• [DATA FOR THE TASK]

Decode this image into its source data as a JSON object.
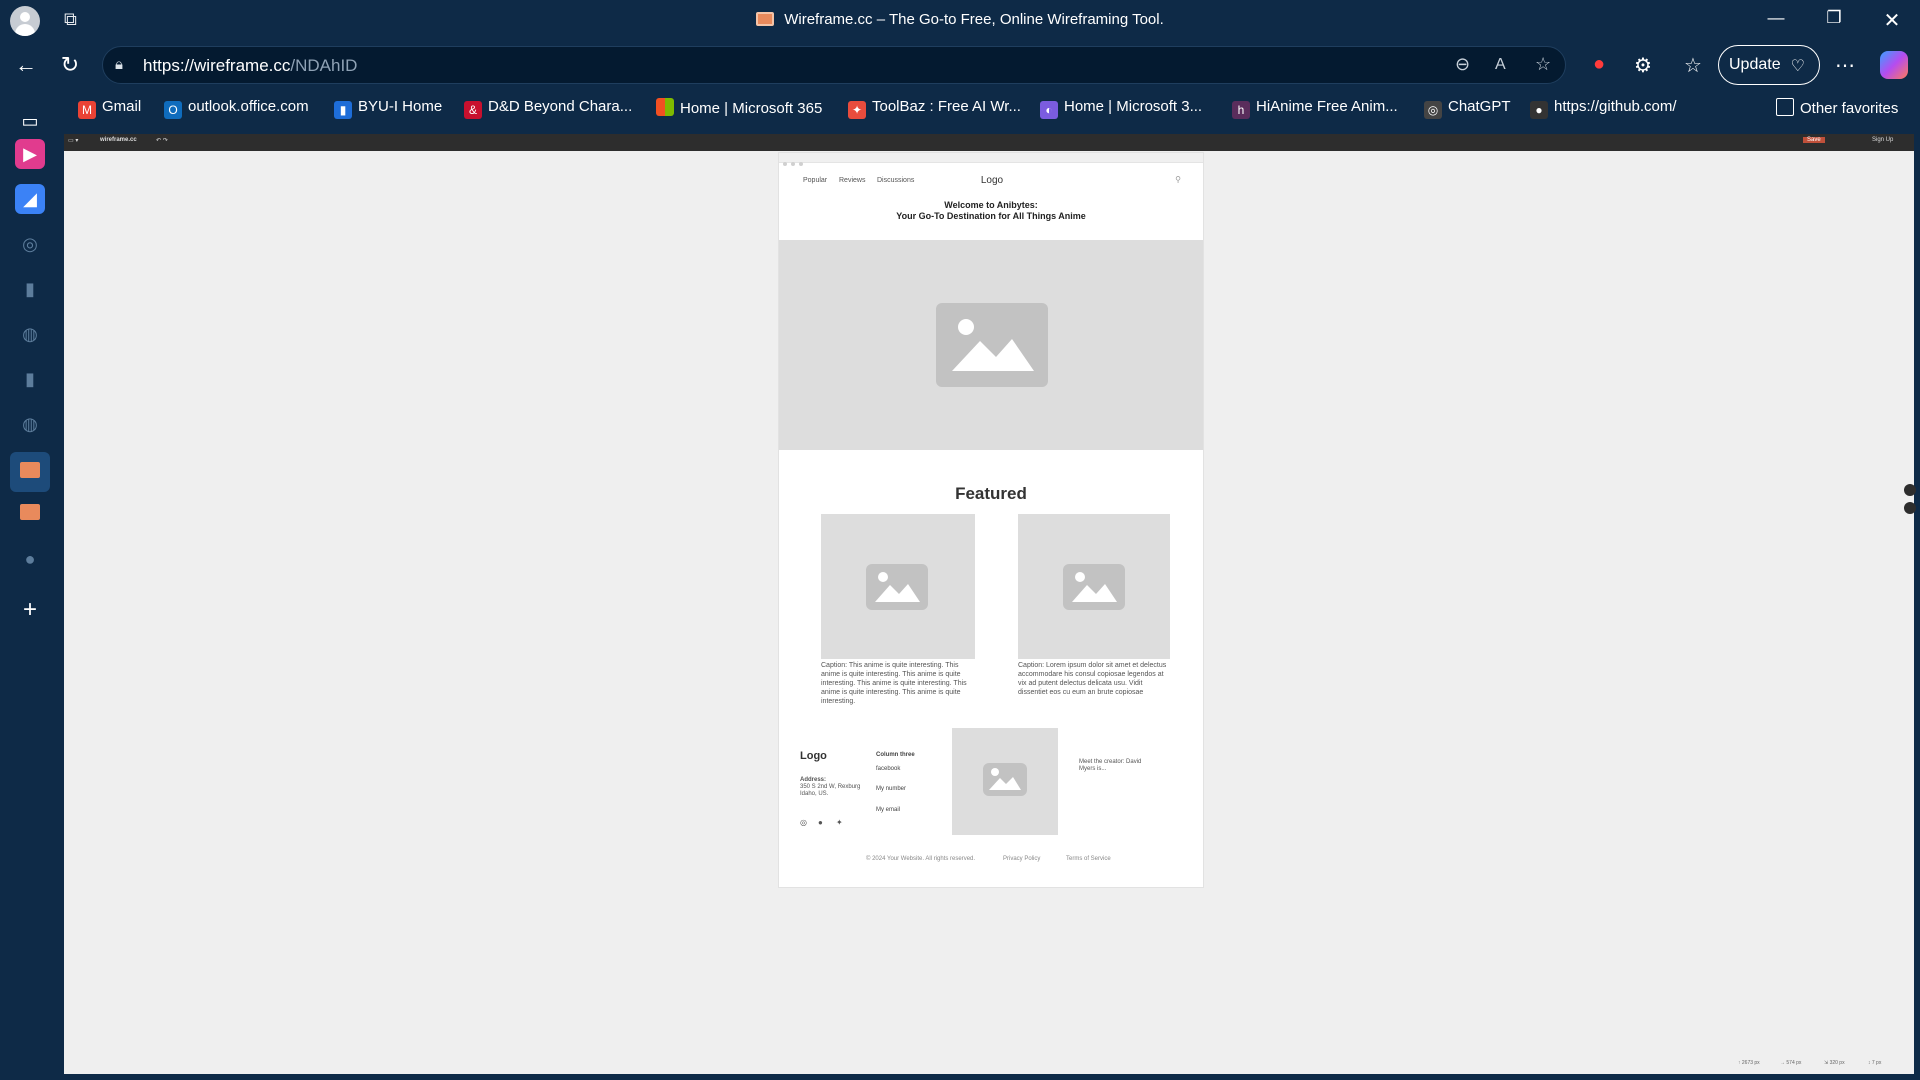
{
  "window": {
    "title": "Wireframe.cc – The Go-to Free, Online Wireframing Tool.",
    "controls": [
      "minimize",
      "restore",
      "close"
    ]
  },
  "address": {
    "url_host": "https://wireframe.cc",
    "url_path": "/NDAhID",
    "update_label": "Update"
  },
  "favorites": [
    {
      "label": "Gmail",
      "icon": "gmail-icon",
      "color": "#ea4335"
    },
    {
      "label": "outlook.office.com",
      "icon": "outlook-icon",
      "color": "#0f6cbd"
    },
    {
      "label": "BYU-I Home",
      "icon": "byui-icon",
      "color": "#1e6dd8"
    },
    {
      "label": "D&D Beyond Chara...",
      "icon": "dndbeyond-icon",
      "color": "#c8102e"
    },
    {
      "label": "Home | Microsoft 365",
      "icon": "microsoft-icon",
      "color": "#f25022"
    },
    {
      "label": "ToolBaz : Free AI Wr...",
      "icon": "toolbaz-icon",
      "color": "#e84c3d"
    },
    {
      "label": "Home | Microsoft 3...",
      "icon": "m365-icon",
      "color": "#7b5ce0"
    },
    {
      "label": "HiAnime Free Anim...",
      "icon": "hianime-icon",
      "color": "#5a2d5c"
    },
    {
      "label": "ChatGPT",
      "icon": "chatgpt-icon",
      "color": "#444"
    },
    {
      "label": "https://github.com/",
      "icon": "github-icon",
      "color": "#333"
    }
  ],
  "other_favorites": "Other favorites",
  "app": {
    "brand": "wireframe.cc",
    "save": "Save",
    "signup": "Sign Up"
  },
  "wireframe": {
    "nav": [
      "Popular",
      "Reviews",
      "Discussions"
    ],
    "logo": "Logo",
    "welcome_line1": "Welcome to Anibytes:",
    "welcome_line2": "Your Go-To Destination for All Things Anime",
    "featured": "Featured",
    "caption1": "Caption: This anime is quite interesting. This anime is quite interesting. This anime is quite interesting. This anime is quite interesting. This anime is quite interesting. This anime is quite interesting.",
    "caption2": "Caption: Lorem ipsum dolor sit amet et delectus accommodare his consul copiosae legendos at vix ad putent delectus delicata usu. Vidit dissentiet eos cu eum an brute copiosae",
    "footer_logo": "Logo",
    "address_label": "Address:",
    "address_text": "350 S 2nd W, Rexburg Idaho, US.",
    "column_title": "Column three",
    "column_links": [
      "facebook",
      "My number",
      "My email"
    ],
    "meet_creator": "Meet the creator: David Myers is...",
    "copyright": "© 2024 Your Website. All rights reserved.",
    "privacy": "Privacy Policy",
    "terms": "Terms of Service"
  },
  "statusbar": [
    "↑ 2673 px",
    "→ 574 px",
    "⇲ 320 px",
    "↕ 7 px"
  ]
}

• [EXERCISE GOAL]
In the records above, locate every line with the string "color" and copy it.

• [WRITTEN RESPONSE]
      "color": "#ea4335"
      "color": "#0f6cbd"
      "color": "#1e6dd8"
      "color": "#c8102e"
      "color": "#f25022"
      "color": "#e84c3d"
      "color": "#7b5ce0"
      "color": "#5a2d5c"
      "color": "#444"
      "color": "#333"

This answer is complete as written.